Which lines in the data below contain the string "страницу"? Show each one.

_Available data_
⁂
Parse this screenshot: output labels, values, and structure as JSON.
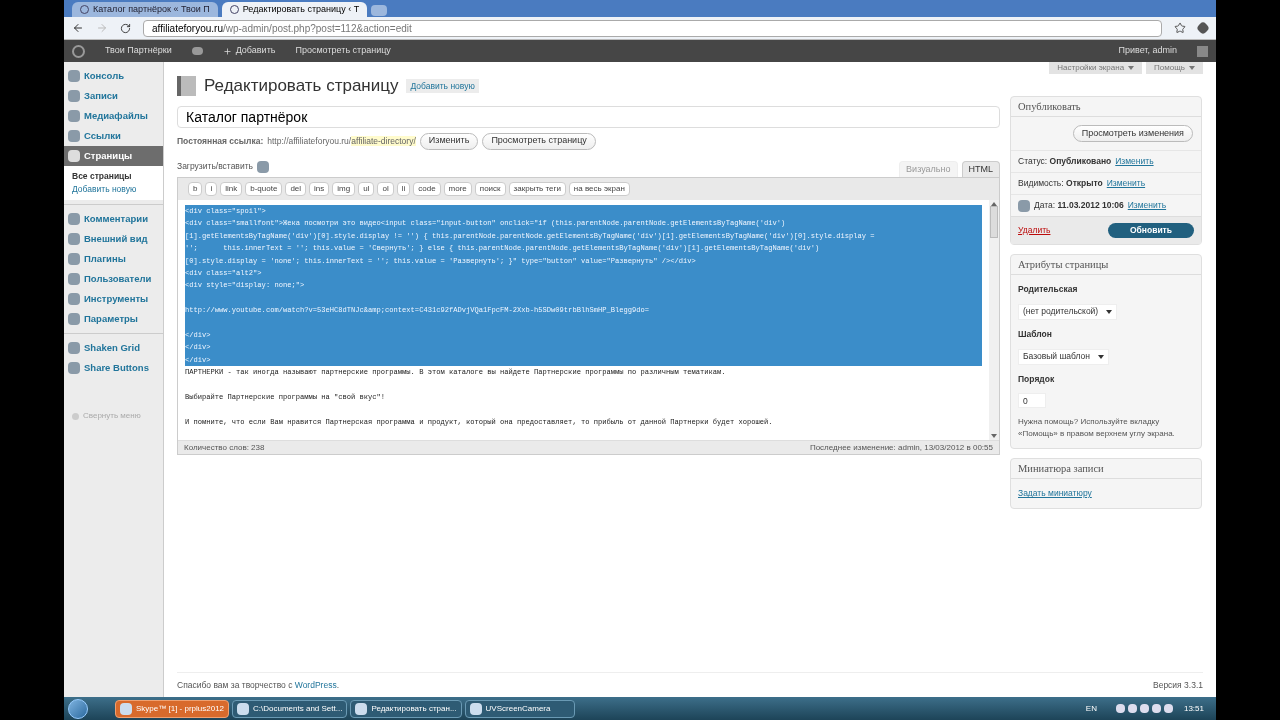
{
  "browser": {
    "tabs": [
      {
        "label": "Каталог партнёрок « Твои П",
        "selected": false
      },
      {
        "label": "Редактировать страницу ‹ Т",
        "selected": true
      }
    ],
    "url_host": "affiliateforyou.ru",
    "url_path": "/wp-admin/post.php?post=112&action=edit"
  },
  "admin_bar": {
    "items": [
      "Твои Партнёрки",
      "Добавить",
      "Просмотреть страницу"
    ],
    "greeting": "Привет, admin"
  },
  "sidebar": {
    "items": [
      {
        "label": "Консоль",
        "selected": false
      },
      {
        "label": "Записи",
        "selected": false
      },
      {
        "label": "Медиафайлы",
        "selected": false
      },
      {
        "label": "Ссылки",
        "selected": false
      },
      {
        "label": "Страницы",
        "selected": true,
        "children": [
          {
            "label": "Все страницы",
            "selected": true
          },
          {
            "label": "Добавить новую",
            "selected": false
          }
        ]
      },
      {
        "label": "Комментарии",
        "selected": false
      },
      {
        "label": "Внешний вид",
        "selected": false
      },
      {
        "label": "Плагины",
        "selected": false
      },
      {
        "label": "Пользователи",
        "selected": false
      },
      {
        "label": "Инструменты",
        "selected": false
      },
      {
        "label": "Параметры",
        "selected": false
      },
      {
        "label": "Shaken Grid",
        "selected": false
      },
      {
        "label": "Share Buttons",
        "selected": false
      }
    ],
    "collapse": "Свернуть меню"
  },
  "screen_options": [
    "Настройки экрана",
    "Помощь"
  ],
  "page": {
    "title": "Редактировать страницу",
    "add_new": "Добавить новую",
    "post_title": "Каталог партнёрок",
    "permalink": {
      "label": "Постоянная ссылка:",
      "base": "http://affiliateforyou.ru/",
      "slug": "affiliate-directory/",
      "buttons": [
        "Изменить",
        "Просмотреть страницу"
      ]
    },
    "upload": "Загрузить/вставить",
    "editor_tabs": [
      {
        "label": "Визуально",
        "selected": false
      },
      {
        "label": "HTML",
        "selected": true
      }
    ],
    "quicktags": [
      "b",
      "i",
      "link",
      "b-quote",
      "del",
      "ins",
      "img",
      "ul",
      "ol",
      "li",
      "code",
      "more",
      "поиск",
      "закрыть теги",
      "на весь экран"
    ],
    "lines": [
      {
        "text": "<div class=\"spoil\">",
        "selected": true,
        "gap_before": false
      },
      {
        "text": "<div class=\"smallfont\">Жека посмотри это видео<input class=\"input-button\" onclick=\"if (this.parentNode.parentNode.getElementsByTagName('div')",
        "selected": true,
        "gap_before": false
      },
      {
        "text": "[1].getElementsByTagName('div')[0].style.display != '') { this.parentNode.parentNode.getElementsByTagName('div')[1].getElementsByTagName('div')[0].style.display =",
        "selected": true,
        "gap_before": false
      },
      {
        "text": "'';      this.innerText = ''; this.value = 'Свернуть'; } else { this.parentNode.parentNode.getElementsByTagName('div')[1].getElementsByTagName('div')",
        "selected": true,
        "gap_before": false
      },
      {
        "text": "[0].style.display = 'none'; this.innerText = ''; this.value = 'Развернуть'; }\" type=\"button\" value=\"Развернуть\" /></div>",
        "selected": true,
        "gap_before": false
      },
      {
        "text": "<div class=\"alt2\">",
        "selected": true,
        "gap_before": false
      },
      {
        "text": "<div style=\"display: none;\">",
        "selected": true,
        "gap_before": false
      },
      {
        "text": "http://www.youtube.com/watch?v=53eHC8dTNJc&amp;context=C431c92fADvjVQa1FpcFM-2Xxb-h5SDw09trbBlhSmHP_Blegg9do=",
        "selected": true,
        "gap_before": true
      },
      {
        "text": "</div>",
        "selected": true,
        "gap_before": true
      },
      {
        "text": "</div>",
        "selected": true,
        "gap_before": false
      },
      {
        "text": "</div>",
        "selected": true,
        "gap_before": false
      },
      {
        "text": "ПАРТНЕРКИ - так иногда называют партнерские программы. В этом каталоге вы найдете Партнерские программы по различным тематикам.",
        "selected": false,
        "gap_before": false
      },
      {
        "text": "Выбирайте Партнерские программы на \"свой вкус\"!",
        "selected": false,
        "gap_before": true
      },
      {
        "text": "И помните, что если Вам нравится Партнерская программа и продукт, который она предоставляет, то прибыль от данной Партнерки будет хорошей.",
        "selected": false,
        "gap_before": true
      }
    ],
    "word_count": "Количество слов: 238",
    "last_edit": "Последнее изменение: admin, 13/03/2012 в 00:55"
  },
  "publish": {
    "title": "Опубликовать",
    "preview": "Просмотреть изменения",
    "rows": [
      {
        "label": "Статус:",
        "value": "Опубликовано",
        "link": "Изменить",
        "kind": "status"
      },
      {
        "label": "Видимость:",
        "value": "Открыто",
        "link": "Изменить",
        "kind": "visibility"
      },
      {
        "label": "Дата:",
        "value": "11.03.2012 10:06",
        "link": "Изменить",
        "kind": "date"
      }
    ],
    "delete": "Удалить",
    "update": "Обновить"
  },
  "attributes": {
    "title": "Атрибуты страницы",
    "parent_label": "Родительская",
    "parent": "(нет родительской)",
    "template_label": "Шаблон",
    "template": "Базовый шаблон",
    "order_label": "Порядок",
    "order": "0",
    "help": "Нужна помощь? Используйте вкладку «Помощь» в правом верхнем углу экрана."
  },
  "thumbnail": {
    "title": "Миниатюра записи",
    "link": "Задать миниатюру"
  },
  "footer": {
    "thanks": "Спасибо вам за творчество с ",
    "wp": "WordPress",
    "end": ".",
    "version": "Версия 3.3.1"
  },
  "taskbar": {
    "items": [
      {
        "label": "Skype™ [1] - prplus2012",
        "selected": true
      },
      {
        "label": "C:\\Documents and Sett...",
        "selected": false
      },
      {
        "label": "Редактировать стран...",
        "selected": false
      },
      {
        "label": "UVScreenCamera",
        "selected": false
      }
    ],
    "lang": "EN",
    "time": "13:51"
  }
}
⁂
_Exercise response_
        "label": "Редактировать страницу ‹ Т",
      "Просмотреть страницу"
    "title": "Редактировать страницу",
        "Просмотреть страницу"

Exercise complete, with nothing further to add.